(Required action) Search the records below for the word "name", then return every line where it appears.

(The records)
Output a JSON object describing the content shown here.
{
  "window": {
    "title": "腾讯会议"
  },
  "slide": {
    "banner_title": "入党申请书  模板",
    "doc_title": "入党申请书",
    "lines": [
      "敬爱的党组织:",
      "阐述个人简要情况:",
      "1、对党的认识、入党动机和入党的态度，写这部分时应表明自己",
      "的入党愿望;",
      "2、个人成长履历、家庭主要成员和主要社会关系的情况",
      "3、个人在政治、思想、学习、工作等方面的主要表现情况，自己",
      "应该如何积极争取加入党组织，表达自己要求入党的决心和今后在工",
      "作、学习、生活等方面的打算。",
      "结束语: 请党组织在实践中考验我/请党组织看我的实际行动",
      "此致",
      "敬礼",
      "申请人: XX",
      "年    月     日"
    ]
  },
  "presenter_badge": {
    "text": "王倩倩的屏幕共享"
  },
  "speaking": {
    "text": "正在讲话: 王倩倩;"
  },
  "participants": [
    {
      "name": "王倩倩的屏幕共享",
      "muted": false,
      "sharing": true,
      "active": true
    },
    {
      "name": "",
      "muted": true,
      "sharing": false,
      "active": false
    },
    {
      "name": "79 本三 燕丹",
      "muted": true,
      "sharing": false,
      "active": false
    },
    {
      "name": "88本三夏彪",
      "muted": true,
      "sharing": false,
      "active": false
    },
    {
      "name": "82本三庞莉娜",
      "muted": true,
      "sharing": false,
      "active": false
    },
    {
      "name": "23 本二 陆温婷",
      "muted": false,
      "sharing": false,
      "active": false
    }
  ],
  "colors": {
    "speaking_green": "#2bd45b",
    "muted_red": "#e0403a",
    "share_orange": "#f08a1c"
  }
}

(Result of this exercise)
      "name": "王倩倩的屏幕共享",
      "name": "",
      "name": "79 本三 燕丹",
      "name": "88本三夏彪",
      "name": "82本三庞莉娜",
      "name": "23 本二 陆温婷",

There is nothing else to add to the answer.